The sky was darkening as we turned our footsteps towards Goanna Headland.


High tide had passed a good half hour earlier on our arrival at this cliff face, but the decison was made that an alternative track needed to be found over it.


Alas the trail only took us to this great viewing point.


Time was spent trying to bush bash, but to no avail.


Knowing that the tide was ebbing, we finally deemed it safe to make a dash between the incoming waves.




The sea mist was very thick, as the ocean churned from the approaching storm.


Safely through.


We hadn't been successful in keeping our shoes dry and we burst into laughter when we spotted this fisherman casually wading past us.


Within minutes of exiting the cliffs, the skies opened and we were quickly drenched anyway.


The Banyans did their best to keep us dry. Marlene was hoping that the brim of her hat would protect her phone and stood statue-like for the duration. 


A good twenty minutes later, the storm had passed out to sea.  These metal posts and rails near the base of the cliff, had us wondering about their history as we continued on.




Circumnavigating Goanna headland.






Retracing our steps towards the cliffs, with the storm clouds dramatically continuing north .

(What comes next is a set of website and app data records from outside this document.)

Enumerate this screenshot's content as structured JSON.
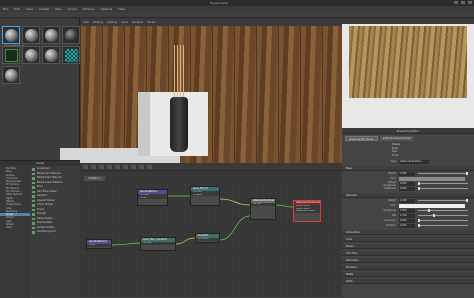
{
  "window": {
    "title": "Hypershade"
  },
  "menubar": [
    "File",
    "Edit",
    "View",
    "Create",
    "Tabs",
    "Graph",
    "Window",
    "Options",
    "Help"
  ],
  "materials": [
    {
      "label": "aiStandardSurface1",
      "style": "light"
    },
    {
      "label": "",
      "style": "light"
    },
    {
      "label": "",
      "style": "light"
    },
    {
      "label": "",
      "style": "dark"
    },
    {
      "label": "",
      "style": "green"
    },
    {
      "label": "",
      "style": "light"
    },
    {
      "label": "",
      "style": "light"
    },
    {
      "label": "",
      "style": "check"
    },
    {
      "label": "",
      "style": "light"
    }
  ],
  "viewport": {
    "menus": [
      "View",
      "Shading",
      "Lighting",
      "Show",
      "Renderer",
      "Panels"
    ]
  },
  "outliner": {
    "title": "Create",
    "categories": [
      "Favorites",
      "Maya",
      "Surface",
      "Volumetric",
      "Displacement",
      "2D Textures",
      "3D Textures",
      "Env Textures",
      "Other Textures",
      "Lights",
      "Utilities",
      "Image Planes",
      "Glow",
      "Rendering",
      "Arnold",
      "Texture",
      "Light",
      "Shader",
      "Utility"
    ],
    "selected_index": 14,
    "items": [
      "Anisotropic",
      "Bifrost Aero Material",
      "Bifrost Foam Material",
      "Bifrost Liquid Material",
      "Blinn",
      "Hair Tube Shader",
      "Lambert",
      "Layered Shader",
      "Ocean Shader",
      "Phong",
      "PhongE",
      "Ramp Shader",
      "Shading Map",
      "Surface Shader",
      "Use Background"
    ]
  },
  "graph": {
    "tab": "Untitled_1",
    "nodes": [
      {
        "title": "place2dTexture",
        "ports": [
          "UV Coord",
          "Out UV",
          "Out UV Filter Size"
        ]
      },
      {
        "title": "wood_floor.tif",
        "ports": [
          "Out Color",
          "Out Alpha",
          "UV Coord"
        ]
      },
      {
        "title": "aiStandardSurface",
        "ports": [
          "Base Color",
          "Specular",
          "Out Color"
        ]
      },
      {
        "title": "aiStandardSurface1SG",
        "ports": [
          "Surface Shader",
          "Volume Shader",
          "Displacement Shader"
        ]
      },
      {
        "title": "aiStandardSurface1",
        "ports": [
          "Out Color"
        ]
      },
      {
        "title": "place2dTexture1",
        "ports": [
          "Out UV"
        ]
      },
      {
        "title": "wood_floor_normal.tif",
        "ports": [
          "Out Color",
          "Out Alpha"
        ]
      },
      {
        "title": "bump2d1",
        "ports": [
          "Bump Value",
          "Out Normal"
        ]
      }
    ]
  },
  "attribute_editor": {
    "title": "Property Editor",
    "tabs": [
      "aiStandardSurface1",
      "aiStandardSurface1SG"
    ],
    "header_rows": [
      "Presets",
      "Show",
      "Hide",
      "Focus"
    ],
    "type_label": "Type",
    "type_value": "aiStandardSurface",
    "sections": {
      "base": "Base",
      "base_rows": [
        {
          "label": "Weight",
          "value": "1.000"
        },
        {
          "label": "Color",
          "value": ""
        },
        {
          "label": "Diffuse Roughness",
          "value": "0.000"
        },
        {
          "label": "Metalness",
          "value": "0.000"
        }
      ],
      "specular": "Specular",
      "subsurface": "Subsurface",
      "transmission": "Transmission",
      "specular_rows": [
        {
          "label": "Weight",
          "value": "1.000"
        },
        {
          "label": "Color",
          "value": ""
        },
        {
          "label": "Roughness",
          "value": "0.200"
        },
        {
          "label": "IOR",
          "value": "1.520"
        },
        {
          "label": "Anisotropy",
          "value": "0.000"
        },
        {
          "label": "Rotation",
          "value": "0.000"
        }
      ],
      "collapsed": [
        "Subsurface",
        "Coat",
        "Sheen",
        "Thin Film",
        "Geometry",
        "Emission",
        "Matte",
        "AOVs",
        "Hardware Texturing",
        "Node Behavior",
        "Extra Attributes"
      ]
    }
  }
}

After the morning's adventures, we decided to take a leisurely drive through the lush farming countryside of this area. We discovered a wonderful cafe called 'The Pantry' nestled in a pecan grove and enjoyed a most delicious lunch.


Our final evening had arrived and coincided with the rise of a 99% full moon. The cloud bank on the horizon delayed its appearance, but we were soon ooh and aahing at its beauty amidst the sunset colours.








The evening was so perfect we were reluctant to leave. 9 pm saw us reluctantly heading back to camp under a sky filled with moonlight. A magical finale to our weeks camping.

I would love to read your comments.